Jetsun Milarepa (Wylie: Rje-btsun Mi-la-ras-pa), 1052-1135 (approx) was one of one of Tibet’s most famous yogis and poets, a student of Marpa Lotsawa, and a major figure in the history of the Kagyu (Bka’-brgyud) school of Tibetan Buddhism.
The facts of his life as they are popularly known come from the enormously popular romanticized account in the biography the Mi-la-rnams-thar by Gtsang-smyon he-ru-ka rus-pa’i-rgyan-can (1452-1507), although they may be of questionable historic validity, the biographical details given in this article are based upon this account or its derivatives.
Born in the village of Kya, Ngatsa in Tibet to a prosperous family he was named Mila Thöpaga (Thos-pa-dga), which means “A joy to hear”. But when his father died Milarepa’s uncle and aunt took all the family’s wealth. At his mother’s request Milarepa left home and studied sorcery. While his Aunt and Uncle were having a party to celebrate the impending marriage of their son, he took his revenge by causing the house they were in to collapse, killing 35 people, although the Uncle and Aunt are supposed to have survived. The villagers were angry and set off to look for Milarepa, but his mother got word to him, and he sent a hailstorm to destroy their crops.
Milarepa knowing that his revenge was wrong set out to find a teacher and was led to Marpa the translator. Marpa proved a hard task master, and before he would teach him had Milarepa build and then demolish three houses in turn. When Marpa still refused to teach Milarepa he went to Marpa’s wife, who took pity on him. She forged a letter of introduction to another teacher, Lama Ngogdun Chudor, under whose tutelage he began to practise meditation. However when he was making no progress, he confessed the forgery and Ngogdun Chudor said that it was vain to hope for spiritual growth without the guru’s approval. Milarepa returned to Marpa, and after practicing very diligently for twelve years Milarepa attained the state of vajradhara (complete enlightenment). He is said to be the first to achieve this state within one lifetime. He then became known as Milarepa, which means the “Mila, the cotton clad one” (the suffix “repa” is given to many tantric yogis since they wear white robes) At the age of forty-five, he started to practice at Drakar Taso (White Rock Horse Tooth) cave, as well as becoming a wandering teacher. Here, he subsisted on nettle tea, leading his skin to turn green–hence the greenish color he is often depicted as having in paintings and sculpture.
Milarepa is famous for many of his songs and poems, in which he expresses the profundity of his realization of the dharma with extraordinary clarity and beauty. He also had many disciples, which include Rechung Dorje Drakpa (Ras-chung Rdo-rje Grags-pa)), Gampopa (Sgam-po-pa) or Dhakpo Lhaje. It was Gampopa who became his spiritual successor who continued his lineage and became one of the main lineage masters in Milarepa’s tradition.
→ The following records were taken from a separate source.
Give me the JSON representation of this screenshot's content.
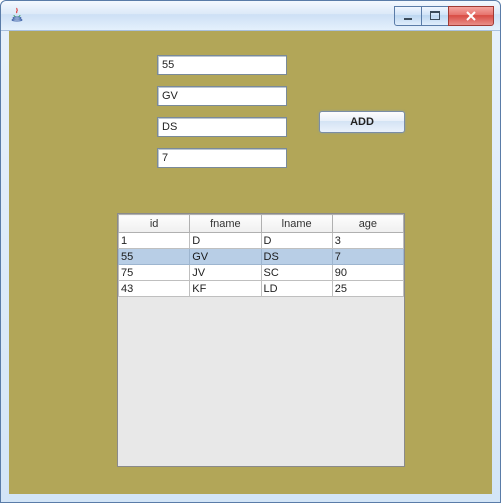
{
  "window": {
    "title": ""
  },
  "form": {
    "id_value": "55",
    "fname_value": "GV",
    "lname_value": "DS",
    "age_value": "7",
    "add_label": "ADD"
  },
  "table": {
    "headers": {
      "id": "id",
      "fname": "fname",
      "lname": "lname",
      "age": "age"
    },
    "rows": [
      {
        "id": "1",
        "fname": "D",
        "lname": "D",
        "age": "3",
        "selected": false
      },
      {
        "id": "55",
        "fname": "GV",
        "lname": "DS",
        "age": "7",
        "selected": true
      },
      {
        "id": "75",
        "fname": "JV",
        "lname": "SC",
        "age": "90",
        "selected": false
      },
      {
        "id": "43",
        "fname": "KF",
        "lname": "LD",
        "age": "25",
        "selected": false
      }
    ]
  }
}
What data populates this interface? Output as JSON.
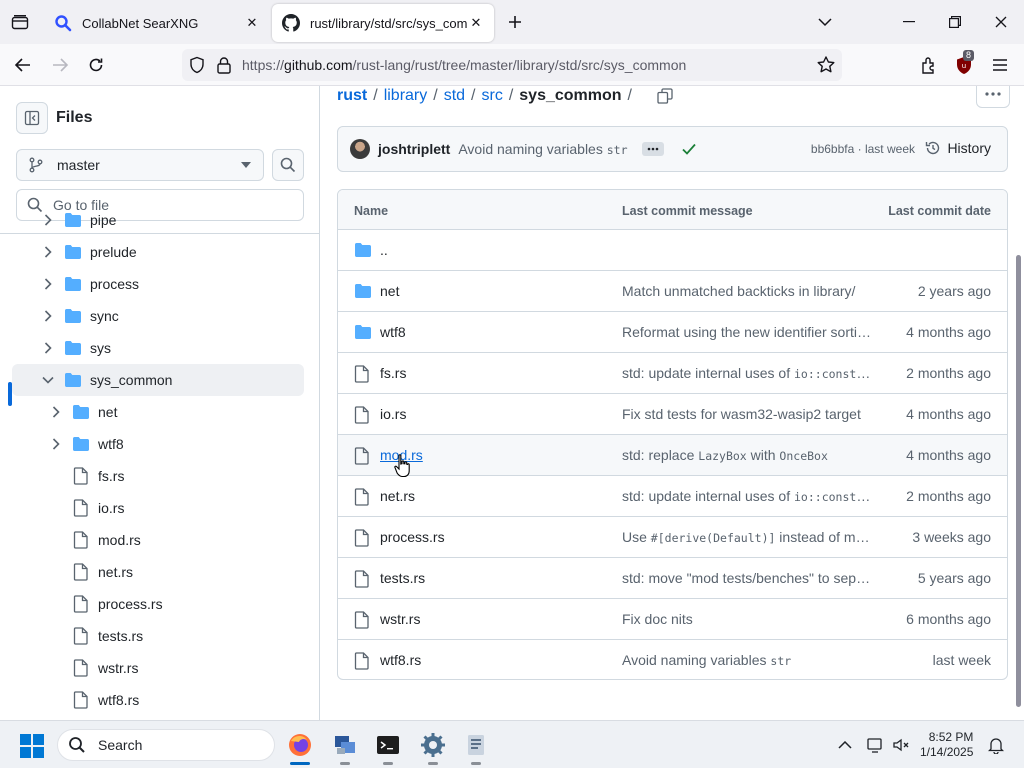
{
  "browser": {
    "tabs": [
      {
        "title": "CollabNet SearXNG",
        "active": false,
        "icon": "search-favicon"
      },
      {
        "title": "rust/library/std/src/sys_commo",
        "active": true,
        "icon": "github-favicon"
      }
    ],
    "url": {
      "prefix": "https://",
      "host": "github.com",
      "path": "/rust-lang/rust/tree/master/library/std/src/sys_common"
    },
    "extension_badge": "8"
  },
  "sidebar": {
    "title": "Files",
    "branch": "master",
    "goto_placeholder": "Go to file",
    "tree": [
      {
        "label": "pipe",
        "type": "dir",
        "depth": 1,
        "expanded": false
      },
      {
        "label": "prelude",
        "type": "dir",
        "depth": 1,
        "expanded": false
      },
      {
        "label": "process",
        "type": "dir",
        "depth": 1,
        "expanded": false
      },
      {
        "label": "sync",
        "type": "dir",
        "depth": 1,
        "expanded": false
      },
      {
        "label": "sys",
        "type": "dir",
        "depth": 1,
        "expanded": false
      },
      {
        "label": "sys_common",
        "type": "dir",
        "depth": 1,
        "expanded": true,
        "selected": true
      },
      {
        "label": "net",
        "type": "dir",
        "depth": 2,
        "expanded": false
      },
      {
        "label": "wtf8",
        "type": "dir",
        "depth": 2,
        "expanded": false
      },
      {
        "label": "fs.rs",
        "type": "file",
        "depth": 2
      },
      {
        "label": "io.rs",
        "type": "file",
        "depth": 2
      },
      {
        "label": "mod.rs",
        "type": "file",
        "depth": 2
      },
      {
        "label": "net.rs",
        "type": "file",
        "depth": 2
      },
      {
        "label": "process.rs",
        "type": "file",
        "depth": 2
      },
      {
        "label": "tests.rs",
        "type": "file",
        "depth": 2
      },
      {
        "label": "wstr.rs",
        "type": "file",
        "depth": 2
      },
      {
        "label": "wtf8.rs",
        "type": "file",
        "depth": 2
      }
    ]
  },
  "breadcrumb": {
    "parts": [
      "rust",
      "library",
      "std",
      "src"
    ],
    "current": "sys_common",
    "separator": "/"
  },
  "latest_commit": {
    "author": "joshtriplett",
    "message_prefix": "Avoid naming variables ",
    "message_code": "str",
    "sha": "bb6bbfa",
    "time": "last week",
    "sha_time_sep": " · ",
    "history_label": "History"
  },
  "table": {
    "headers": {
      "name": "Name",
      "message": "Last commit message",
      "date": "Last commit date"
    },
    "rows": [
      {
        "name": "..",
        "type": "dir",
        "message": [],
        "date": ""
      },
      {
        "name": "net",
        "type": "dir",
        "message": [
          {
            "t": "Match unmatched backticks in library/"
          }
        ],
        "date": "2 years ago"
      },
      {
        "name": "wtf8",
        "type": "dir",
        "message": [
          {
            "t": "Reformat using the new identifier sorting algorithm"
          }
        ],
        "date": "4 months ago"
      },
      {
        "name": "fs.rs",
        "type": "file",
        "message": [
          {
            "t": "std: update internal uses of "
          },
          {
            "c": "io::const_error"
          }
        ],
        "date": "2 months ago"
      },
      {
        "name": "io.rs",
        "type": "file",
        "message": [
          {
            "t": "Fix std tests for wasm32-wasip2 target"
          }
        ],
        "date": "4 months ago"
      },
      {
        "name": "mod.rs",
        "type": "file",
        "hover": true,
        "message": [
          {
            "t": "std: replace "
          },
          {
            "c": "LazyBox"
          },
          {
            "t": " with "
          },
          {
            "c": "OnceBox"
          }
        ],
        "date": "4 months ago"
      },
      {
        "name": "net.rs",
        "type": "file",
        "message": [
          {
            "t": "std: update internal uses of "
          },
          {
            "c": "io::const_error"
          }
        ],
        "date": "2 months ago"
      },
      {
        "name": "process.rs",
        "type": "file",
        "message": [
          {
            "t": "Use "
          },
          {
            "c": "#[derive(Default)]"
          },
          {
            "t": " instead of manually implementing it"
          }
        ],
        "date": "3 weeks ago"
      },
      {
        "name": "tests.rs",
        "type": "file",
        "message": [
          {
            "t": "std: move \"mod tests/benches\" to separate files"
          }
        ],
        "date": "5 years ago"
      },
      {
        "name": "wstr.rs",
        "type": "file",
        "message": [
          {
            "t": "Fix doc nits"
          }
        ],
        "date": "6 months ago"
      },
      {
        "name": "wtf8.rs",
        "type": "file",
        "message": [
          {
            "t": "Avoid naming variables "
          },
          {
            "c": "str"
          }
        ],
        "date": "last week"
      }
    ]
  },
  "taskbar": {
    "search_label": "Search",
    "time": "8:52 PM",
    "date": "1/14/2025"
  },
  "colors": {
    "link": "#0969da",
    "folder": "#54aeff",
    "muted": "#59636e",
    "accent": "#0067c0"
  }
}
- The Life of Milarepa, translated by Lobsang P . Lhalungpa, Book faith India, 1997,ISBN 81-7301-046-4
- Milarepa, The Hundred Thousand Songs of Milarepa, transpated by Garma C.C. Chang, City Lights Books, 1999, ISBN 1570624763
- in comic book form.
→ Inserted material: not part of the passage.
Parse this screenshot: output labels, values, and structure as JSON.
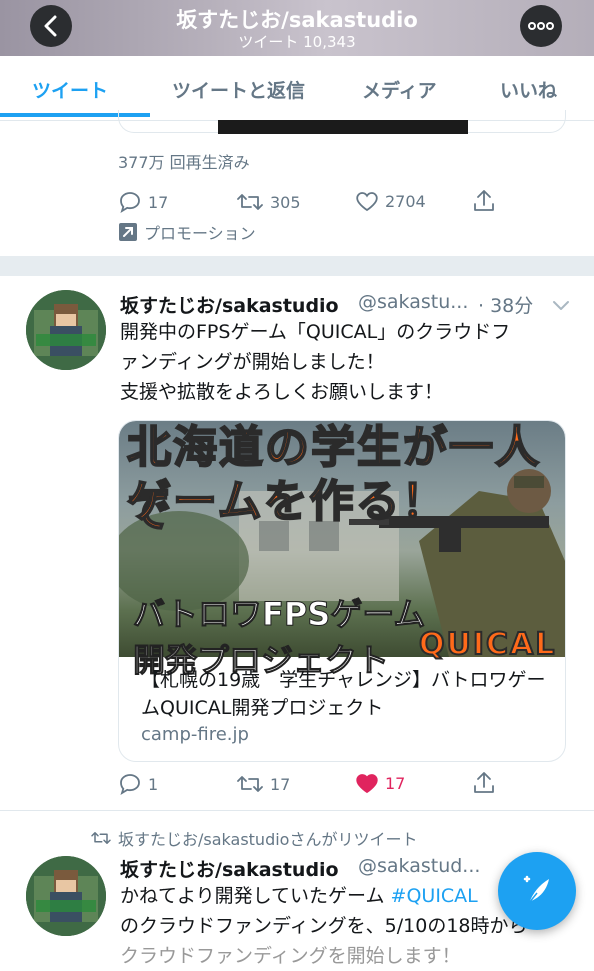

Milarepa Milarépa Milarepa Milarepa Milarepa Миларепа Mi-la-ras-pa Mật-lặc Nhật-ba